    But then Tori came out to play.

    With a carrot orange waist-length hair and sequined, blue, one-shouldered catsuit, the artist who emerged after intermission was a vision of camp virtuosity. Tori waved and smiled, looking into the audience for the first time.

    With a heavy rotation off of her 2002 “Scarlet’s Walk” album rather than “American Doll Posse,” Tori’s voice came through with more confidence and emotion in the second set.

    She seemed to fall into rapture with her music; one foot on the ground and the other on the piano bench, she launched into the raucous “Big Wheel” while grinding her piano bench. The crowd loved her passion and in return, her performance soared. Spectators embraced the oozing sexiness that continued into “Pancake,” and Tori played into the rise she was giving them.

    By the fourth song of the set, “Cornflake girl,” Tori was at her most natural. She visibly let loose, body and voice feeling the music.

    For a brief set without her band, Tori’s rendition of “Seaside” and a breathy version of “Silent All These Years,” was the concert’s zenith.
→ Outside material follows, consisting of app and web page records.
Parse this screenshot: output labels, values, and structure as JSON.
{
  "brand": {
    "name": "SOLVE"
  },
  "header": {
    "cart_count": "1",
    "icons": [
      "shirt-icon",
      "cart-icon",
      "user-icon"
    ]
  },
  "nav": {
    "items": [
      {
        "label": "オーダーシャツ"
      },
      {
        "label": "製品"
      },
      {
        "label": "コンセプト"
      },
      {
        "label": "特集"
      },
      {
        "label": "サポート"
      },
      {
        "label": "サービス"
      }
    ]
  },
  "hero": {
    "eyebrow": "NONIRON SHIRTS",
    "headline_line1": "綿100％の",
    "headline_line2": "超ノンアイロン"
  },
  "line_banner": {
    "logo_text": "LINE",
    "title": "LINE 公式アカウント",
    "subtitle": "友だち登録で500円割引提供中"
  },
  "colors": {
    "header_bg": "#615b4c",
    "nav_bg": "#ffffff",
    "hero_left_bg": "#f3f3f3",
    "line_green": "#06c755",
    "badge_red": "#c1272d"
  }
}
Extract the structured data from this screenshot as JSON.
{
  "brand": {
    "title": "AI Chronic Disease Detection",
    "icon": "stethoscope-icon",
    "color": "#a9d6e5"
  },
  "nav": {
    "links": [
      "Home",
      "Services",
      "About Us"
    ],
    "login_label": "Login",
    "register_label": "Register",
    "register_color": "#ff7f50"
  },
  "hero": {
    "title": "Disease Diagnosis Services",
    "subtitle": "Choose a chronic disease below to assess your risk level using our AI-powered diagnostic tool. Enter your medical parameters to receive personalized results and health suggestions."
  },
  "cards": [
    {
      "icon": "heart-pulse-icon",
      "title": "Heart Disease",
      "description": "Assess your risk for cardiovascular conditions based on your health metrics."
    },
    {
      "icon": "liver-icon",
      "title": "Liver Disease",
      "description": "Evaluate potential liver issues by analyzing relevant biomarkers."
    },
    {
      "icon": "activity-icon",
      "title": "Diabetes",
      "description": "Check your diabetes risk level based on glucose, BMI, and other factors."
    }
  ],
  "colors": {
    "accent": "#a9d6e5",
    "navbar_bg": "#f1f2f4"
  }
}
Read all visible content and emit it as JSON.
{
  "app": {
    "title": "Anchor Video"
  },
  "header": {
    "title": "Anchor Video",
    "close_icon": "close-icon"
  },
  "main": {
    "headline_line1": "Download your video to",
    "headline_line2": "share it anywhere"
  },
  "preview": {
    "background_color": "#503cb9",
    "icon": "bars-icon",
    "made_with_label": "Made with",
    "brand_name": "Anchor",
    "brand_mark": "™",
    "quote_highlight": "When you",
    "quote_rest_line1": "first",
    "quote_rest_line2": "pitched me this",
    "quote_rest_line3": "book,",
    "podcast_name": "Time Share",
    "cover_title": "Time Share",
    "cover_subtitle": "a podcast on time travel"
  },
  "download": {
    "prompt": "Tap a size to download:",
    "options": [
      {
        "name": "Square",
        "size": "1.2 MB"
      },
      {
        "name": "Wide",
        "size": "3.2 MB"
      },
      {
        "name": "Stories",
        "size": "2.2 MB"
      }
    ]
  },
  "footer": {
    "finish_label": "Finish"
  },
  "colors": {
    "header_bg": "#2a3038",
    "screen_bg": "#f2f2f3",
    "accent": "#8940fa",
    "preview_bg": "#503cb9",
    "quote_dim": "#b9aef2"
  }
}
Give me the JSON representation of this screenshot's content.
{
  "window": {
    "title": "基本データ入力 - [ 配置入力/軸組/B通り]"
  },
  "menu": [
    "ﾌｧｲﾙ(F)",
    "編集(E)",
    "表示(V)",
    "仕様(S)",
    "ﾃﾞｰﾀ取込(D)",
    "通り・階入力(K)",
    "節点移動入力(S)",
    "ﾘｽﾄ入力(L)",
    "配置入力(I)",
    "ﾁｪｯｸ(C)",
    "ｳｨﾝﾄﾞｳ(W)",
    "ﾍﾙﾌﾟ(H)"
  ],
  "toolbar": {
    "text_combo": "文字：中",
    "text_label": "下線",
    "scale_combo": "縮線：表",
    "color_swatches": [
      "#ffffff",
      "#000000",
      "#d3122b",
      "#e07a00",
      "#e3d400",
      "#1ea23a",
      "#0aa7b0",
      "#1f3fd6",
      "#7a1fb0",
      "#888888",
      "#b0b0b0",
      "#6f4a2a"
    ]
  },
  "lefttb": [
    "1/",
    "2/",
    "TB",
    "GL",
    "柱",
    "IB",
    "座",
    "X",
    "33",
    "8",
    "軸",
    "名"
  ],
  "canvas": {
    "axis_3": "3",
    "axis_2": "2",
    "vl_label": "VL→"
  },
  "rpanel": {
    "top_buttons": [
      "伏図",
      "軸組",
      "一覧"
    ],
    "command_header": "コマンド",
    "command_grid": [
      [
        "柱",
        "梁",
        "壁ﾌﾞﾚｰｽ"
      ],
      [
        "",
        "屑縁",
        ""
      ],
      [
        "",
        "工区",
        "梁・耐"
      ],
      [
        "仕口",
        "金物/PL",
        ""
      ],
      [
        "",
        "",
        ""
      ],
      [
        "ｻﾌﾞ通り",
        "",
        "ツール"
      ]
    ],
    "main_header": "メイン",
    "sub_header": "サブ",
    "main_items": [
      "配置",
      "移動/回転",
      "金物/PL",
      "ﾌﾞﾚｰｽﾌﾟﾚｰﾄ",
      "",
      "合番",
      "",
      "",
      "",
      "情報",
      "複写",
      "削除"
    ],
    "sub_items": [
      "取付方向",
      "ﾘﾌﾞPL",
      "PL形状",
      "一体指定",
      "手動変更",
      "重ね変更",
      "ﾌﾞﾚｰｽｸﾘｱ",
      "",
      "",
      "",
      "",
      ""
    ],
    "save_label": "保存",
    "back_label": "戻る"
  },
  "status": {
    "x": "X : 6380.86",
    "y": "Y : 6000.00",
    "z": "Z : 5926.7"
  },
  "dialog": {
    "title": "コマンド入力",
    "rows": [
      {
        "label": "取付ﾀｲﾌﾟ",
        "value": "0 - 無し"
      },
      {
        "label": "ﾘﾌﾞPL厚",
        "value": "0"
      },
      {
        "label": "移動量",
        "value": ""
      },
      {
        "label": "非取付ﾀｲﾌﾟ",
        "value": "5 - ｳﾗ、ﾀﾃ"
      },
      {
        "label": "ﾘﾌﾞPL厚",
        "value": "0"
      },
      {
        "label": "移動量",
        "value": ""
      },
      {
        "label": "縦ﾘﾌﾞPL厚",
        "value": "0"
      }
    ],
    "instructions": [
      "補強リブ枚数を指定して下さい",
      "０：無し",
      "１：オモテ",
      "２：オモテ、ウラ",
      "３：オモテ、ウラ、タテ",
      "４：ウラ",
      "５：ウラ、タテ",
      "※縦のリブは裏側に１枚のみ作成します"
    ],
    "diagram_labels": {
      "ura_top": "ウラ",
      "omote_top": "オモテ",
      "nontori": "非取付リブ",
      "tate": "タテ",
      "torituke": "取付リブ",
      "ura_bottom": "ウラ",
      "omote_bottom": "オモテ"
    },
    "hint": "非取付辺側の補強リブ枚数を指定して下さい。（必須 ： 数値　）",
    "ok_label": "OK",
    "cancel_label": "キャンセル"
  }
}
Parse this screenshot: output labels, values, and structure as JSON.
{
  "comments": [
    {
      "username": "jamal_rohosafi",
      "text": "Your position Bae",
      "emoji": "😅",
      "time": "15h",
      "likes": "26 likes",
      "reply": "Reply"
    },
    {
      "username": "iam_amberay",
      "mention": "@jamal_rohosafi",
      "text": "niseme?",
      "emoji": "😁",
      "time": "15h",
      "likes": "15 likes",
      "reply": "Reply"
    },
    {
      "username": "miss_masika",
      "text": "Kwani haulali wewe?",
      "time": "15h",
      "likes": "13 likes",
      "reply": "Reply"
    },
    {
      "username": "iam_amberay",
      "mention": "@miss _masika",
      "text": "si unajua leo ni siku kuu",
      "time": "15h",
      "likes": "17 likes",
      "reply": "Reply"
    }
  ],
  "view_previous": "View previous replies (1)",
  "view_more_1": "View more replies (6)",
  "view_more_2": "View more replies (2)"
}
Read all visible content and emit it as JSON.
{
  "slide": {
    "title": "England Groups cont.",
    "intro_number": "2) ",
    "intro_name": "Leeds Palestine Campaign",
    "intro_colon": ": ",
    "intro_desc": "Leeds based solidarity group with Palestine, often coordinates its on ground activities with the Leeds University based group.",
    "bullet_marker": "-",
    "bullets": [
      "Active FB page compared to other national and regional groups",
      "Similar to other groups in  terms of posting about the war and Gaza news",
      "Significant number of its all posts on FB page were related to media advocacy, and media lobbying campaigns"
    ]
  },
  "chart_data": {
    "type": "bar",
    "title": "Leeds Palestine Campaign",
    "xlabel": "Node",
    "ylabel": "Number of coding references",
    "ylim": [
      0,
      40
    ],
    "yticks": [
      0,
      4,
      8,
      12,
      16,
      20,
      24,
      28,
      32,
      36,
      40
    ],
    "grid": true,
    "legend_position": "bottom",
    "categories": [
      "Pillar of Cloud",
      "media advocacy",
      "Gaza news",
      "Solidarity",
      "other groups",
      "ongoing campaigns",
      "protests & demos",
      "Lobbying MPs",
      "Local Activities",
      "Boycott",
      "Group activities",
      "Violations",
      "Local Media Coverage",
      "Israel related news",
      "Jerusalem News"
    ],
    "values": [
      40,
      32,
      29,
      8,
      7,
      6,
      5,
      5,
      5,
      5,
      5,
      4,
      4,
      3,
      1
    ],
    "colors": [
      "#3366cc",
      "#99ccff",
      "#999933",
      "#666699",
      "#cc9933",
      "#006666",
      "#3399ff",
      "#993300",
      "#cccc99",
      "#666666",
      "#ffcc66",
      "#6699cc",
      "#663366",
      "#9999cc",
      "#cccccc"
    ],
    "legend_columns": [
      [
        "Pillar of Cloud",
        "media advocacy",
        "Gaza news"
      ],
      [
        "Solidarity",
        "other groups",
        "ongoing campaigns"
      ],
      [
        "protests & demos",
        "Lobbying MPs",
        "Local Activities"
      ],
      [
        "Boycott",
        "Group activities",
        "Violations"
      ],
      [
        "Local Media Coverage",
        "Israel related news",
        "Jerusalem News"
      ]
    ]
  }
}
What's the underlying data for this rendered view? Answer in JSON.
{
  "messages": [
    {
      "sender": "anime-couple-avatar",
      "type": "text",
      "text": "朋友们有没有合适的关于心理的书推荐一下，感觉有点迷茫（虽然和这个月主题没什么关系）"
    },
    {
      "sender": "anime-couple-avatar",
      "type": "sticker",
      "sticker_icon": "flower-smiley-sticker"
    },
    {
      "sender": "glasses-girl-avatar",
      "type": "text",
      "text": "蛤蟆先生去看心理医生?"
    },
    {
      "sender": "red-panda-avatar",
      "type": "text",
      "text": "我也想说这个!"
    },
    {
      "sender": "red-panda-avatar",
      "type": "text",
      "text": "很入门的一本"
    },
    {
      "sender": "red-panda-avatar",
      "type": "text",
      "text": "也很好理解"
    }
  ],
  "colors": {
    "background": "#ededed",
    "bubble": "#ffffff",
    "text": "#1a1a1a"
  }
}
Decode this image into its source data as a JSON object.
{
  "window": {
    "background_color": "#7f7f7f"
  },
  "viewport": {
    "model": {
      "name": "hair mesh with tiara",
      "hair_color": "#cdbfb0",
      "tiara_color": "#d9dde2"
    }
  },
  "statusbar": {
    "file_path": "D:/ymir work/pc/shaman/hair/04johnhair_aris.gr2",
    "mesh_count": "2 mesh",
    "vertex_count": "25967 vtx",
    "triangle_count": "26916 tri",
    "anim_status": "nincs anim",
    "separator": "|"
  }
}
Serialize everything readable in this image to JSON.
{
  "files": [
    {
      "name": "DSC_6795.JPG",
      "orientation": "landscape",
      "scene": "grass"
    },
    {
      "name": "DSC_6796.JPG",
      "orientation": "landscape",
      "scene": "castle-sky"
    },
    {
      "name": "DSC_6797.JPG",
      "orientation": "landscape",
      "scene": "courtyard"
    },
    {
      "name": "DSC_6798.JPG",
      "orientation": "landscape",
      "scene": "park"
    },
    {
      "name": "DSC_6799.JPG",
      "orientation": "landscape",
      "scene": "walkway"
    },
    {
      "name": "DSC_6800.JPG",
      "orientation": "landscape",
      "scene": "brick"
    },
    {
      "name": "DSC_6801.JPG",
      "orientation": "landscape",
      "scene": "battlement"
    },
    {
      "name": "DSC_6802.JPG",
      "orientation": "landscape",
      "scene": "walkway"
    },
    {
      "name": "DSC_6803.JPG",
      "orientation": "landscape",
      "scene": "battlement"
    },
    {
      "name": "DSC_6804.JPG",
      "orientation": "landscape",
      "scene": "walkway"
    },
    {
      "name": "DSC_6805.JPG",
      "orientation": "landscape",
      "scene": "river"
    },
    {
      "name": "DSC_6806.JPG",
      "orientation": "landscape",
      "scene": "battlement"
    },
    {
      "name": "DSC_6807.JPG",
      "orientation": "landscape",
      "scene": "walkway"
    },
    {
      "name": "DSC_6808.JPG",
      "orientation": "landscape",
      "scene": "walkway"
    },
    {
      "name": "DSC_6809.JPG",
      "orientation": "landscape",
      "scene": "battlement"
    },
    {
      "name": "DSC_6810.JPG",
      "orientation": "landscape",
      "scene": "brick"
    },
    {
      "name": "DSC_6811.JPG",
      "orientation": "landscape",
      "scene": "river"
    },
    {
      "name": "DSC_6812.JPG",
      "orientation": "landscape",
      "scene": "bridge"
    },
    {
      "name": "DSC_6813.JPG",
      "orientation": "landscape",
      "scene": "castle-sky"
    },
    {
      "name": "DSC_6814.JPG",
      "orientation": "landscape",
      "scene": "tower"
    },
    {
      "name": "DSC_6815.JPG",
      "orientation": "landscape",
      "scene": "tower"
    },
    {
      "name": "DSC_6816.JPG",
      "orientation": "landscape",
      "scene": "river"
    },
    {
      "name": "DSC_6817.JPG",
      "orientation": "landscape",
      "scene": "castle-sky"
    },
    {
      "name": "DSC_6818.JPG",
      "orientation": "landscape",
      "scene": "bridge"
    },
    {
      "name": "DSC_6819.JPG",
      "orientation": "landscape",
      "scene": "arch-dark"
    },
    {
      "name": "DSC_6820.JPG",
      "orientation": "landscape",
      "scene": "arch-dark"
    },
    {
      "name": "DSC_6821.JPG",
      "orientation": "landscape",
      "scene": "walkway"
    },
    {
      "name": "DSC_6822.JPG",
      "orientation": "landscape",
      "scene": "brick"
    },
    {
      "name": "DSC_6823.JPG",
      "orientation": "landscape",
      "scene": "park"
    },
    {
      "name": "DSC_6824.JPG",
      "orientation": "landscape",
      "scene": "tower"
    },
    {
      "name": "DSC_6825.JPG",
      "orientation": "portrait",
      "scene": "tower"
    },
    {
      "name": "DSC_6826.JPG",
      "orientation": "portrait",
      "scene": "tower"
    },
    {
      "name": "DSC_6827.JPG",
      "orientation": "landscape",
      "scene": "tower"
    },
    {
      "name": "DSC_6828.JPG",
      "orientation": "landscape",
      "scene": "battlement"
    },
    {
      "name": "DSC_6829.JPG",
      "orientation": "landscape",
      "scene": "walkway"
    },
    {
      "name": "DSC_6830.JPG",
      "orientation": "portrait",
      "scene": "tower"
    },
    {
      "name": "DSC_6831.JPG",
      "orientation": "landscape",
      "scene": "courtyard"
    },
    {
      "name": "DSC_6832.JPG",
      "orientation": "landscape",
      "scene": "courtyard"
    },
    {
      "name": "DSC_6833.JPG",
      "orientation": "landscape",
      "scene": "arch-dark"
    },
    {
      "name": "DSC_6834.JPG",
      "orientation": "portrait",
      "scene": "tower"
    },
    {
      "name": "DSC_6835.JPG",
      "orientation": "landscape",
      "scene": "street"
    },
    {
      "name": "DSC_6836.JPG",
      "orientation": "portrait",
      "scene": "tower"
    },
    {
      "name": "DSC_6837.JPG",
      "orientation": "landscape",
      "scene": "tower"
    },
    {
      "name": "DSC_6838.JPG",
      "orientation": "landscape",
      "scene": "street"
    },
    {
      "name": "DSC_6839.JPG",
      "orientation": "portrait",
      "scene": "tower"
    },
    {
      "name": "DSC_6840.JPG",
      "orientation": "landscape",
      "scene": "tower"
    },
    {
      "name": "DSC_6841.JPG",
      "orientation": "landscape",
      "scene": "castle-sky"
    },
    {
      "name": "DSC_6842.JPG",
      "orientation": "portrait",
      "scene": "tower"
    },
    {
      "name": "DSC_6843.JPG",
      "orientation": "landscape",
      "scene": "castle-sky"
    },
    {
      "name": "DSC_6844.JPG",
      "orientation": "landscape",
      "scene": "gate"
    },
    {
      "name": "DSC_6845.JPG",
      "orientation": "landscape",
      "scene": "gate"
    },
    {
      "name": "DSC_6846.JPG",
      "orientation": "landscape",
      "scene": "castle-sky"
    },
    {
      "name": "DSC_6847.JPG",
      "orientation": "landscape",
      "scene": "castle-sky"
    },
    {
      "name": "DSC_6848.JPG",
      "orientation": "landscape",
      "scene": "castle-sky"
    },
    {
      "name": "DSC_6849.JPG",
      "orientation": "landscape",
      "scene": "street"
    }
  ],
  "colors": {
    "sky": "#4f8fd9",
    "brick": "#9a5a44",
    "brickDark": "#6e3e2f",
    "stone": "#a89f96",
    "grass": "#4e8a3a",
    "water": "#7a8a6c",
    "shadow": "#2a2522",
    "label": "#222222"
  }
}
The showmanship was gone, the voice was pure, and the emotion, so naked in the songs’ lyrics, emerged. Even the gaggle of drunk girls in the front of the concert hall – at whom Tori repeatedly shot “shut up and listen” looks — shut up and listened.

    She eased into “Suede” and “Black Dove,” then “A Sorta Fairytale” and “Bouncing Off Clouds.”

    Although the second set proved a better show, what lacked from the concert was a sense of adventure that Tori exhibits in her songs. Without the risks of a new take on an old song, or a mash-up medley, Tori’s show boiled down to a straightforward review of her repertoire.